Report: Solar Power is Cheaper Than Ever--but Overreliance Risks Destabilizing US Electricity Markets and Undermining Energy Investments

Staff Report From Georgia CEO

Friday, February 23rd, 2024

Solar photovoltaic (PV) is now the lowest-cost source of electricity in most places around the world. But cheap solar threatens to become too much of a good thing.

According to Too Much Sun? Heavy Focus on Solar Might Create Volatile US Electricity Markets, allowing solar to become the dominant source of energy without adequate storage capacity might fuel greater volatility in US electricity wholesale markets—and potentially even negative prices during daytime hours.

"Cheap solar power will be key to meeting renewable energy goals, but the intermittent nature of the technology poses serious challenges," said Alex Heil, Senior Economist at The Conference Board. "Ensuring the US grid is not overwhelmed by a glut of energy in the daytime—followed by shortages when the sun isn't shining—will require extensive foresight from policymakers and industry alike. Crucially, concomitant investment in baseload power sources, grid upgrades, and energy storage solutions must keep up with the solar buildout." 

Among the report's key insights:

Solar energy sources are now the lowest-cost providers.

  • The installation cost of solar electricity—which constituted 4.8% of all electricity generated in the US in 2022—has fallen dramatically over the last decade. Whereas solar prices have fallen 64–84% since 2010, installation costs for wind and natural gas have held nearly constant since 2013.

  • On a levelized basis—the all-in cost for an energy source—utility-level solar now costs between $29 and $96 per megawatt-hour (MWh), compared to $39–101 per MWh for natural gas.

  • PV panel manufacturing costs have fallen from $5 per watt in 2000 to less than $0.25 in 2023. Despite China'sdominance in this low-margin industry, tariffs and legislation like the US Inflation Reduction Act of 2022 (IRA) have created incentives to on-shore PV production and further subsidize solar installation.

Too much solar will create a glut of renewable energy during the day and greater market volatility. 
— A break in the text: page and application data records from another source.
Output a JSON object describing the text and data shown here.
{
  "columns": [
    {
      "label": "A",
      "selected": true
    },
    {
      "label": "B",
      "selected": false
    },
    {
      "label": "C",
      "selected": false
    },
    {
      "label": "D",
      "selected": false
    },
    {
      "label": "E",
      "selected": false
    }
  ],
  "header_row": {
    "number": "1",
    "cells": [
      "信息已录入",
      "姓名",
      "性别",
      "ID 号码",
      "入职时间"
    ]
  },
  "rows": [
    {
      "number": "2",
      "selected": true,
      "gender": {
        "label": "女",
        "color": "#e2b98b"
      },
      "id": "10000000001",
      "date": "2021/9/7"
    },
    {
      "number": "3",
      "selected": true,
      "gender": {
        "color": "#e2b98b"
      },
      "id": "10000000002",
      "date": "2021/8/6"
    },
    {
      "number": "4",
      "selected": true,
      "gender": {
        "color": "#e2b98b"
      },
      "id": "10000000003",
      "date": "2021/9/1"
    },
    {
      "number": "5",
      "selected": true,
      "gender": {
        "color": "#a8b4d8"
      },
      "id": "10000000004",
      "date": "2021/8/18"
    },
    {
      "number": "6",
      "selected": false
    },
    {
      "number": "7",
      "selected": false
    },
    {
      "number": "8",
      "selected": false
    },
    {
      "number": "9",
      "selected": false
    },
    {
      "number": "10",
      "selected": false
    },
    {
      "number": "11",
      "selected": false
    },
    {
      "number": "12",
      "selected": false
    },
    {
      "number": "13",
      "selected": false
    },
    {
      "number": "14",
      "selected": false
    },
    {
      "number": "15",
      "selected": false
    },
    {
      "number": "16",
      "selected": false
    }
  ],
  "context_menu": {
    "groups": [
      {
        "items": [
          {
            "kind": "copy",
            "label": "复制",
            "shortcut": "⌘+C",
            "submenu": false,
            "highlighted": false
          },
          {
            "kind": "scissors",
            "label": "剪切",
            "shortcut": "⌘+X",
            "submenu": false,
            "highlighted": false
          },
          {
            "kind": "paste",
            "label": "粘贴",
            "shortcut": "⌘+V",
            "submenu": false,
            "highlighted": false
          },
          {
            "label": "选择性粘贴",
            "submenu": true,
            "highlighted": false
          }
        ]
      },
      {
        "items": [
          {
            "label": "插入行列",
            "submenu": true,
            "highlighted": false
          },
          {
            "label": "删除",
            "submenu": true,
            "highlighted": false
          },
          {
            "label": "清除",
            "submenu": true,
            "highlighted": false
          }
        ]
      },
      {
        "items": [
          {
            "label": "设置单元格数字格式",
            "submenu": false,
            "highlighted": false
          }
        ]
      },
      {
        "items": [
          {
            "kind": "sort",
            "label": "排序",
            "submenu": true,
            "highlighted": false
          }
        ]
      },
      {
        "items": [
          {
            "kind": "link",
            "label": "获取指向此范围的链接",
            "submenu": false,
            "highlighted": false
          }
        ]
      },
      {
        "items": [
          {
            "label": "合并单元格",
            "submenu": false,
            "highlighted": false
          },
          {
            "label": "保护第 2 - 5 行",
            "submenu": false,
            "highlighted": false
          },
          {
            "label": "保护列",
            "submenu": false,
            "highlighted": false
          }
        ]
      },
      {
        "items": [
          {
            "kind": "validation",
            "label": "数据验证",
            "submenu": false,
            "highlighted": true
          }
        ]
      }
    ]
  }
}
  • By its very nature, solar energy is highly variable throughout the day. In most grid segments, peak demand now coincides with early evening hours, just as the sun sets—and people turn on lights, continue to run AC in hot climates, recharge their devices, and operate other equipment.

  • As a result, in markets like California, wholesale electricity prices are routinely negative during daytime hours in cooler months. Only the massive afternoon peak at sunset creates the need for additional energy producers to dispatch electricity to the grid.
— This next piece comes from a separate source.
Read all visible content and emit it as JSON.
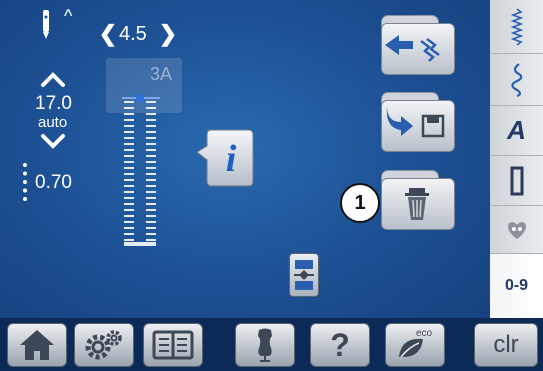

  • Despite the variability of solar energy and resulting low or negative wholesale electricity prices, tax credits and incentives continue to encourage solar installation in California and elsewhere.

  • The low wholesale prices during daytime can reduce the financial desirability of other investments that can balance demand, including both fossil-fuel and wind-energy power plants.

Volatile market conditions can be avoided by emphasizing baseload power and energy storage.

  • Volatile market conditions and price fluctuations can be partially avoided by having sufficient utility-level storage capacity available.

  • The grid can be further stabilized by nuclear power—which offers capacity utilization of more than 90%.

  • With batteries and grid storage still extremely costly, utilities can incentivize commercial and residential customers to use electricity in the middle of the day when output from solar sites is the greatest and exceeds demand.